# DATA RECORDS
-------
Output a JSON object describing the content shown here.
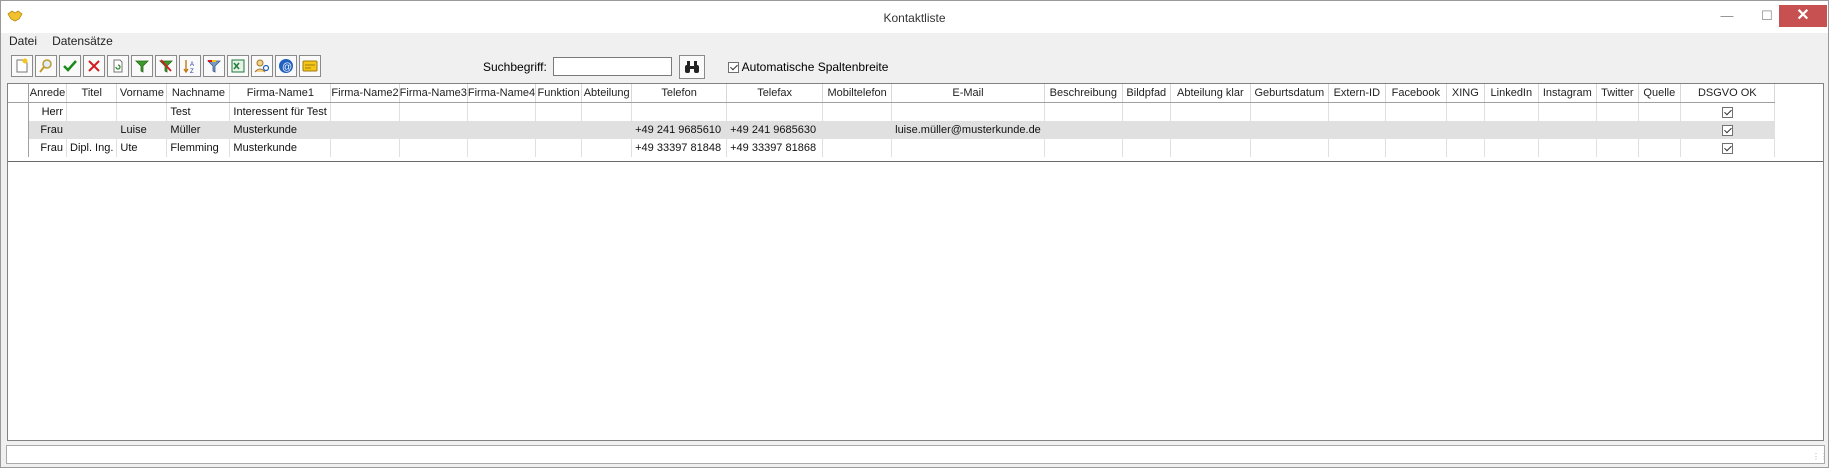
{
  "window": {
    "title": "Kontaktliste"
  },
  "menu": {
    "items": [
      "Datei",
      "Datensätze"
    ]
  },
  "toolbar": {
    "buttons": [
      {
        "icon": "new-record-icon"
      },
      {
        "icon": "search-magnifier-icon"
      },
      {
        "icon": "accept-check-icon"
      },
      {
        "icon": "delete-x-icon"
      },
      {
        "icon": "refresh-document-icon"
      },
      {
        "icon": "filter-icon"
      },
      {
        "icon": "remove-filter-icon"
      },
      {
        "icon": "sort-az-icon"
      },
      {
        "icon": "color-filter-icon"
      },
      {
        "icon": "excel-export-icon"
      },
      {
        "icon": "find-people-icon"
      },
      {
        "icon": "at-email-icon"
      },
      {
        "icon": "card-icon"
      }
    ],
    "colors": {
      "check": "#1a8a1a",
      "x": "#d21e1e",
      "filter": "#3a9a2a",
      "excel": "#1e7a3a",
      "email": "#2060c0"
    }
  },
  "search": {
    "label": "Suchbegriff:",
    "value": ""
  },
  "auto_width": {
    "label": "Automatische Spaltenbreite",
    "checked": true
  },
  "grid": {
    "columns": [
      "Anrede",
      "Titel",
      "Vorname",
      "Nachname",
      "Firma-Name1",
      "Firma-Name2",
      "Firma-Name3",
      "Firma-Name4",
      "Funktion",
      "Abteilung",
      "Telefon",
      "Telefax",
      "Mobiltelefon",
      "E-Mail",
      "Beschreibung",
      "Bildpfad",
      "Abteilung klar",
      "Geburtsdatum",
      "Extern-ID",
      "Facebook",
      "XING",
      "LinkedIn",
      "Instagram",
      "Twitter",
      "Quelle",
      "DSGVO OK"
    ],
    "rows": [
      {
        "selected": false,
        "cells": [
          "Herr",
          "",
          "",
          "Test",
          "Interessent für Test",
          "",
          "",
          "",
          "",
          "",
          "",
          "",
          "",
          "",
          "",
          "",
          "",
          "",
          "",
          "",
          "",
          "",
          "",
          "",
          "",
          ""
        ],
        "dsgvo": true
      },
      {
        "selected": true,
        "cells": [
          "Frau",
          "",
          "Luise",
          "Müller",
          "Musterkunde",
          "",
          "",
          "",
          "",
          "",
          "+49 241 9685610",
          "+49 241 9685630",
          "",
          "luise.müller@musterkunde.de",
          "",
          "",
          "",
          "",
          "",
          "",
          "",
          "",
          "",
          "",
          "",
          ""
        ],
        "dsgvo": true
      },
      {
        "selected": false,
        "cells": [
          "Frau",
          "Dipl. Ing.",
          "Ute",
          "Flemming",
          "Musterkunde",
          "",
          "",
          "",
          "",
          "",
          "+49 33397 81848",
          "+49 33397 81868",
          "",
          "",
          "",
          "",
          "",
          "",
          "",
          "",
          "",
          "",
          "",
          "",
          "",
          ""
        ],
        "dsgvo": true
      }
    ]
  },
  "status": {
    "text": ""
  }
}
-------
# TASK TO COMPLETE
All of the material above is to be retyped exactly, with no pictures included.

# REPLY TO THE EXERCISE
Output a JSON object describing the content shown here.
{
  "window": {
    "title": "Kontaktliste"
  },
  "menu": {
    "items": [
      "Datei",
      "Datensätze"
    ]
  },
  "toolbar": {
    "buttons": [
      {
        "icon": "new-record-icon"
      },
      {
        "icon": "search-magnifier-icon"
      },
      {
        "icon": "accept-check-icon"
      },
      {
        "icon": "delete-x-icon"
      },
      {
        "icon": "refresh-document-icon"
      },
      {
        "icon": "filter-icon"
      },
      {
        "icon": "remove-filter-icon"
      },
      {
        "icon": "sort-az-icon"
      },
      {
        "icon": "color-filter-icon"
      },
      {
        "icon": "excel-export-icon"
      },
      {
        "icon": "find-people-icon"
      },
      {
        "icon": "at-email-icon"
      },
      {
        "icon": "card-icon"
      }
    ],
    "colors": {
      "check": "#1a8a1a",
      "x": "#d21e1e",
      "filter": "#3a9a2a",
      "excel": "#1e7a3a",
      "email": "#2060c0"
    }
  },
  "search": {
    "label": "Suchbegriff:",
    "value": ""
  },
  "auto_width": {
    "label": "Automatische Spaltenbreite",
    "checked": true
  },
  "grid": {
    "columns": [
      "Anrede",
      "Titel",
      "Vorname",
      "Nachname",
      "Firma-Name1",
      "Firma-Name2",
      "Firma-Name3",
      "Firma-Name4",
      "Funktion",
      "Abteilung",
      "Telefon",
      "Telefax",
      "Mobiltelefon",
      "E-Mail",
      "Beschreibung",
      "Bildpfad",
      "Abteilung klar",
      "Geburtsdatum",
      "Extern-ID",
      "Facebook",
      "XING",
      "LinkedIn",
      "Instagram",
      "Twitter",
      "Quelle",
      "DSGVO OK"
    ],
    "rows": [
      {
        "selected": false,
        "cells": [
          "Herr",
          "",
          "",
          "Test",
          "Interessent für Test",
          "",
          "",
          "",
          "",
          "",
          "",
          "",
          "",
          "",
          "",
          "",
          "",
          "",
          "",
          "",
          "",
          "",
          "",
          "",
          "",
          ""
        ],
        "dsgvo": true
      },
      {
        "selected": true,
        "cells": [
          "Frau",
          "",
          "Luise",
          "Müller",
          "Musterkunde",
          "",
          "",
          "",
          "",
          "",
          "+49 241 9685610",
          "+49 241 9685630",
          "",
          "luise.müller@musterkunde.de",
          "",
          "",
          "",
          "",
          "",
          "",
          "",
          "",
          "",
          "",
          "",
          ""
        ],
        "dsgvo": true
      },
      {
        "selected": false,
        "cells": [
          "Frau",
          "Dipl. Ing.",
          "Ute",
          "Flemming",
          "Musterkunde",
          "",
          "",
          "",
          "",
          "",
          "+49 33397 81848",
          "+49 33397 81868",
          "",
          "",
          "",
          "",
          "",
          "",
          "",
          "",
          "",
          "",
          "",
          "",
          "",
          ""
        ],
        "dsgvo": true
      }
    ]
  },
  "status": {
    "text": ""
  }
}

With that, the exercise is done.